HRT had staggered from hand to mouth from the moment they entered F1 and time, and money, finally ran out for the small Spanish team at the end of 2012.
The Madrid-based outfit's failure to appear on the official 2013 FIA entry list confirmed their turbulent three-year F1 stay was over, with owners Thesan Capital unable to find a buyer to take the team on.
In truth, it was something of an achievement that HRT even lasted that long at motorsport's top table given the near permanent state of turmoil, and transition, they found themselves in right from the moment Adrian Campos was forced to sell the team he founded even before they had made their race debut in 2010.

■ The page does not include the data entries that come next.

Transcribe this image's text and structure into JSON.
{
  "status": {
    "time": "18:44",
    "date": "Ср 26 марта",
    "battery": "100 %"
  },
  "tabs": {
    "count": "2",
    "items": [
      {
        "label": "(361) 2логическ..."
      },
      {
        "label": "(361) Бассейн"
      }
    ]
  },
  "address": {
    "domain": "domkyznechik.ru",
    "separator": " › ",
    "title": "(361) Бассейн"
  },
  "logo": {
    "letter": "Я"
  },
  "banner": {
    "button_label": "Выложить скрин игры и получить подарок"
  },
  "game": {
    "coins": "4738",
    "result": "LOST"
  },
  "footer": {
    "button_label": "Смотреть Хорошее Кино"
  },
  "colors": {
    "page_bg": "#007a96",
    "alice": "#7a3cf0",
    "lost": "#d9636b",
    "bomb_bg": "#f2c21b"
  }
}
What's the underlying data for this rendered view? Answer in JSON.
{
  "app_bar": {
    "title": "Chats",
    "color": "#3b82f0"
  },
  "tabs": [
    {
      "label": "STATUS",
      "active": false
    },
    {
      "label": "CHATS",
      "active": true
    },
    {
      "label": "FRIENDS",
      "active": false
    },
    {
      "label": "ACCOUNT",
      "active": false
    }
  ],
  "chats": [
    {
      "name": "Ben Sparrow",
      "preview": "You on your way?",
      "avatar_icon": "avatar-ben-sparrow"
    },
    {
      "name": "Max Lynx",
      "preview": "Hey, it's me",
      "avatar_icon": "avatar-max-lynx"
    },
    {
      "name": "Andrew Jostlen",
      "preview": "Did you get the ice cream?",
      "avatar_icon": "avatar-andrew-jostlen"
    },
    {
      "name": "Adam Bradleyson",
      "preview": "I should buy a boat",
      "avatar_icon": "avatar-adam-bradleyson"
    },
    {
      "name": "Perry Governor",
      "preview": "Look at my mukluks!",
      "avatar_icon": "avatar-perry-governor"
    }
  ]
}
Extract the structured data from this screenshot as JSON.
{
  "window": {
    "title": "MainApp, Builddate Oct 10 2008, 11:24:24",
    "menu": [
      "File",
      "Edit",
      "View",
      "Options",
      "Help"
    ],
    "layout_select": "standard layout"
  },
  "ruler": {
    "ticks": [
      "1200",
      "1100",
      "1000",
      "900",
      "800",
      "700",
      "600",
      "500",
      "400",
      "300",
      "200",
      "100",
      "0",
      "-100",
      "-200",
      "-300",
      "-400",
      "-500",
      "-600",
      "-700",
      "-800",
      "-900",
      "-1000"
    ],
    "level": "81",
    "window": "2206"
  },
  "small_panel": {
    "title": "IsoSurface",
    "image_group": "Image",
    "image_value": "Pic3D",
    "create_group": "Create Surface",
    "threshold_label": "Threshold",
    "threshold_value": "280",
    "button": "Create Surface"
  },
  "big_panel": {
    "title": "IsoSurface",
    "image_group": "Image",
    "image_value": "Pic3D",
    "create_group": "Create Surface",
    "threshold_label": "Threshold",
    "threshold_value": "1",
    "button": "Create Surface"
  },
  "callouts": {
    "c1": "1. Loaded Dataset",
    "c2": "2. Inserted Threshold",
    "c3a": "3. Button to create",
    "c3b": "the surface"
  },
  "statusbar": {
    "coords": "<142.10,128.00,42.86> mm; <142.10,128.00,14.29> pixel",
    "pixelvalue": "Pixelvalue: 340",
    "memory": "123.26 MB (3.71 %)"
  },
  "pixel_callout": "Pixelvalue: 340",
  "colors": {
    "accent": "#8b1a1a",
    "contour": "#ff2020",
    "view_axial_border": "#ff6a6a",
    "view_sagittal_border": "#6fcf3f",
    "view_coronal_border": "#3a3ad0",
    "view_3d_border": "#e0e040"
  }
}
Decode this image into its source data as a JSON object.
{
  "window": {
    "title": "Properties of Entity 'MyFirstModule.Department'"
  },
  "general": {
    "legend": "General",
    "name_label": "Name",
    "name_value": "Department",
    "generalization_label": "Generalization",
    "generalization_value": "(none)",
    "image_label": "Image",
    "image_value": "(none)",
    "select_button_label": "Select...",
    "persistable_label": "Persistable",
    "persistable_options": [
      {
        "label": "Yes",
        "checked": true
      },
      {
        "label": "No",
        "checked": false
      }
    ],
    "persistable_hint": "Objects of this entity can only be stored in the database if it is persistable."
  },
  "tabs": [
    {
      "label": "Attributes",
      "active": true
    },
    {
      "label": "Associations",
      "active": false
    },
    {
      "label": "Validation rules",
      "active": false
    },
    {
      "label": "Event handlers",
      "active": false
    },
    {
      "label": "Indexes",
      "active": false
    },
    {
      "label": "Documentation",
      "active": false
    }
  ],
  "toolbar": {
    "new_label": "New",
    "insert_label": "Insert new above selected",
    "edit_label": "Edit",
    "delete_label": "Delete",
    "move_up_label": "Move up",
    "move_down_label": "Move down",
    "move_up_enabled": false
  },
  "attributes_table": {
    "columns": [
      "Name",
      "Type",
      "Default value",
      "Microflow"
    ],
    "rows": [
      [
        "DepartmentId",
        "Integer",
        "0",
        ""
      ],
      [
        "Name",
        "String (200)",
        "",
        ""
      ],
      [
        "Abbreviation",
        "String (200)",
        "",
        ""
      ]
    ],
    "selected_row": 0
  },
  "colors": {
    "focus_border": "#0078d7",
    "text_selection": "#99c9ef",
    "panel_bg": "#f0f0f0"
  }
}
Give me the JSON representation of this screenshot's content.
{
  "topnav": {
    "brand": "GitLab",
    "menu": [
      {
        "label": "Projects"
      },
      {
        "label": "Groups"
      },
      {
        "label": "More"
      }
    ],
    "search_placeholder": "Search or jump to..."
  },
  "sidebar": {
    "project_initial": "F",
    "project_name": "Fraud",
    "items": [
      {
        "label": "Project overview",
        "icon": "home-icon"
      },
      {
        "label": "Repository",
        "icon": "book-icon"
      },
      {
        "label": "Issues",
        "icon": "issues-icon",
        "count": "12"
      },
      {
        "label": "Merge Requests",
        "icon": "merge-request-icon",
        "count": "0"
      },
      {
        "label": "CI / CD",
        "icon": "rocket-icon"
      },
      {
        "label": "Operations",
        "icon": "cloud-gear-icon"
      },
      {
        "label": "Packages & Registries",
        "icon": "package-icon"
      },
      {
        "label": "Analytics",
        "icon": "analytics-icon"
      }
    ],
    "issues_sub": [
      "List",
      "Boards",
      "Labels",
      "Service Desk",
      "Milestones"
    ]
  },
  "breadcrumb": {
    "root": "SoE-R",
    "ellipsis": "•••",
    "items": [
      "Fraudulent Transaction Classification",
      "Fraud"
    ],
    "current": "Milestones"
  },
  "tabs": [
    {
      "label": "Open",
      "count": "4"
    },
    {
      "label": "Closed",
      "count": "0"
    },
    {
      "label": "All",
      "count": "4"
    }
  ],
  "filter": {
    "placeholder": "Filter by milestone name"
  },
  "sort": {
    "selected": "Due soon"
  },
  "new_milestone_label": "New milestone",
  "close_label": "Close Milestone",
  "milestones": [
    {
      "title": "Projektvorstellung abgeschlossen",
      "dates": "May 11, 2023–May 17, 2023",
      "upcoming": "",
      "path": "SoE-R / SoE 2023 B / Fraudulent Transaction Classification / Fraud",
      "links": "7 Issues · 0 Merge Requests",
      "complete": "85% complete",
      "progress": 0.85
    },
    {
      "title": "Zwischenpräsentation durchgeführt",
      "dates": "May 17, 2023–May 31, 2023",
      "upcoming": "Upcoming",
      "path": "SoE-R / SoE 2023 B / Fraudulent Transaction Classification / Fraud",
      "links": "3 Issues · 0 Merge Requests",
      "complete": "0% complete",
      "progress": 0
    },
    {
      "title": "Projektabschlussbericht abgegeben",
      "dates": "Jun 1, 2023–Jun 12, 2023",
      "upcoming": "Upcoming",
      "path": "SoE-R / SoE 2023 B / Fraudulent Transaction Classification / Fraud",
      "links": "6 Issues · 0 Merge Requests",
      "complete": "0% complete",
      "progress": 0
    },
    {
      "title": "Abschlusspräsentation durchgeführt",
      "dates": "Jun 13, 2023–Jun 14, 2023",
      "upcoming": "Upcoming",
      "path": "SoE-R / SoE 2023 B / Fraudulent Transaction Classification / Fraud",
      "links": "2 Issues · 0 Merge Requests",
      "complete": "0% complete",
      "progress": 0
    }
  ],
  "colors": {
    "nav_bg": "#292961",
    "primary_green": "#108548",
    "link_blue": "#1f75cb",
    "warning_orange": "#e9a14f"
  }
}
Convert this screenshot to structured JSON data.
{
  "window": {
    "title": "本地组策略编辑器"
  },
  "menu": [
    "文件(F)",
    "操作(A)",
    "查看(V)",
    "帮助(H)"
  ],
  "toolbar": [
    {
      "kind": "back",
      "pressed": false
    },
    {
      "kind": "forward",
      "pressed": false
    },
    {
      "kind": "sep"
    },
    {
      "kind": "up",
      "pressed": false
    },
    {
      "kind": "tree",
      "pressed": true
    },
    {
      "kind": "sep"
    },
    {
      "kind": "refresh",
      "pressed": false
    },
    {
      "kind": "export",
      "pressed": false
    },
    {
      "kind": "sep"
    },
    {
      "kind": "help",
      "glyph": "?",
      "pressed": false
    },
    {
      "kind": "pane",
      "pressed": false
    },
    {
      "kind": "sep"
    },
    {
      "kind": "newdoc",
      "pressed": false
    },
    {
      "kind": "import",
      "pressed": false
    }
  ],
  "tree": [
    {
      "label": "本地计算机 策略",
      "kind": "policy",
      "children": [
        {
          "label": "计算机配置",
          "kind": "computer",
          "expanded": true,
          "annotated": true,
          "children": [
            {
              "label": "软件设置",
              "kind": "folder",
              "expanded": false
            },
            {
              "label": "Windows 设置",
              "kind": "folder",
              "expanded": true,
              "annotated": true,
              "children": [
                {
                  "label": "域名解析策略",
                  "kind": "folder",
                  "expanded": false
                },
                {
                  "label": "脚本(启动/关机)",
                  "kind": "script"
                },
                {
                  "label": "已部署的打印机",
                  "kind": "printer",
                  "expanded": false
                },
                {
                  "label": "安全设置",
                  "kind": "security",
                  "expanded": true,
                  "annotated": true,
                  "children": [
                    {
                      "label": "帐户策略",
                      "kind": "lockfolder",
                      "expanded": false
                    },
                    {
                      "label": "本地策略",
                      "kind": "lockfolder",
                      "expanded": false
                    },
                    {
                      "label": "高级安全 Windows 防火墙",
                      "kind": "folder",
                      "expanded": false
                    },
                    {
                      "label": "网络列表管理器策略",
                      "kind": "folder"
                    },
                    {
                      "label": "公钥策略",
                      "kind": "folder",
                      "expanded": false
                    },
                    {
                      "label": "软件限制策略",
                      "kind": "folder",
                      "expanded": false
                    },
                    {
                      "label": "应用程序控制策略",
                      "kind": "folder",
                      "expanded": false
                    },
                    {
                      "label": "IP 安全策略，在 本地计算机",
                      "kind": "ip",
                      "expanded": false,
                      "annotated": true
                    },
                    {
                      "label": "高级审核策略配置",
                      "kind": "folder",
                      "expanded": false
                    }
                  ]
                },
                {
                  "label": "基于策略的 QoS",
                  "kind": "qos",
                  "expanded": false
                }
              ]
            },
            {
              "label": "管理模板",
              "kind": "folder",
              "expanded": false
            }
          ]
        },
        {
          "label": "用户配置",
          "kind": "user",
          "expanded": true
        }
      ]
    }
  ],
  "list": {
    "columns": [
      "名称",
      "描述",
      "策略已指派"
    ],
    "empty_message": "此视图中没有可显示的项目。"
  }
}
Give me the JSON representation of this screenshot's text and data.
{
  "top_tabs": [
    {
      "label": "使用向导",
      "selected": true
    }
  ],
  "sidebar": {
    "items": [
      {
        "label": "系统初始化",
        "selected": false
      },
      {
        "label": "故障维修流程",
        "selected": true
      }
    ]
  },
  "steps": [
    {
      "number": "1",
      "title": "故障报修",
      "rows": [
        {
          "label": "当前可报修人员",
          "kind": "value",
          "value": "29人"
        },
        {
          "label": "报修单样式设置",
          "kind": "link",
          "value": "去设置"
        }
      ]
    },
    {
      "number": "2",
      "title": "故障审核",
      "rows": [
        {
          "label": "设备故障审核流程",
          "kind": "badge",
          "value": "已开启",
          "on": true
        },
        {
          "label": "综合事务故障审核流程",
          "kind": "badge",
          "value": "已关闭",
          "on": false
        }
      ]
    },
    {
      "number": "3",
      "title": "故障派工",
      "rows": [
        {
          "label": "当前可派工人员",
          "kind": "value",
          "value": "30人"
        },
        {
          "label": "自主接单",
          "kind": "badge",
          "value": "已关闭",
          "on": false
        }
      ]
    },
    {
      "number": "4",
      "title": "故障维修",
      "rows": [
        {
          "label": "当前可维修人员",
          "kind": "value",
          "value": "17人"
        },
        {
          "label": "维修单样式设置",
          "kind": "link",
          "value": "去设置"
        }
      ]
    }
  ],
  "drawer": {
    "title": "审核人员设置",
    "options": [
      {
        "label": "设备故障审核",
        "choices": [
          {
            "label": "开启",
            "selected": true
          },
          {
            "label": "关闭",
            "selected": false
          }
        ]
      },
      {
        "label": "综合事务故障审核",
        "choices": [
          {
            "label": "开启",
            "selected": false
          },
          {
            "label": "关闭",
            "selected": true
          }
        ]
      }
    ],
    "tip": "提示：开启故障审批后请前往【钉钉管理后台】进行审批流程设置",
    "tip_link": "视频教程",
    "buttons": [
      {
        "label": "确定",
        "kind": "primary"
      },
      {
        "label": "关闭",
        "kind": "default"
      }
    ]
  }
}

Even a second takeover by private equity firm Thesan Capital mid-way through 2011 - and the accompanying Spanish makeover which saw former Minardi driver Luis Perez-Sala take over from Colin Kolles as Team Principal, veteran driver Pedro de la Rosa arrive for 2012 and the team move from Germany to the heart of Madrid - failed to ignite much impetus on the track. Or, it seems, any wider commercial interest.
For all of that, the team did develop into a respectable F1 operation over their three seasons, steadily cutting their overall lap-time deficit to the front. Higher classified finishes even allowed them to finish above higher-profile rivals Virgin in the Constructors' Championship in both 2010 and 2011.
Having missed out on pre-season testing with their new car for the third straight year in 2012, HRT initially gave the now Marussia team a run for their money in the early rounds but ultimately finished the year adrift at the bottom of the field and last in the Constructors' Championship.
Thesan Capital put the team up for sale in the closing weeks of the season, and while they offered words of encouragement that a buyer would be found, no further good news materialised and the F1 grid for 2013 has been cut to 11 teams.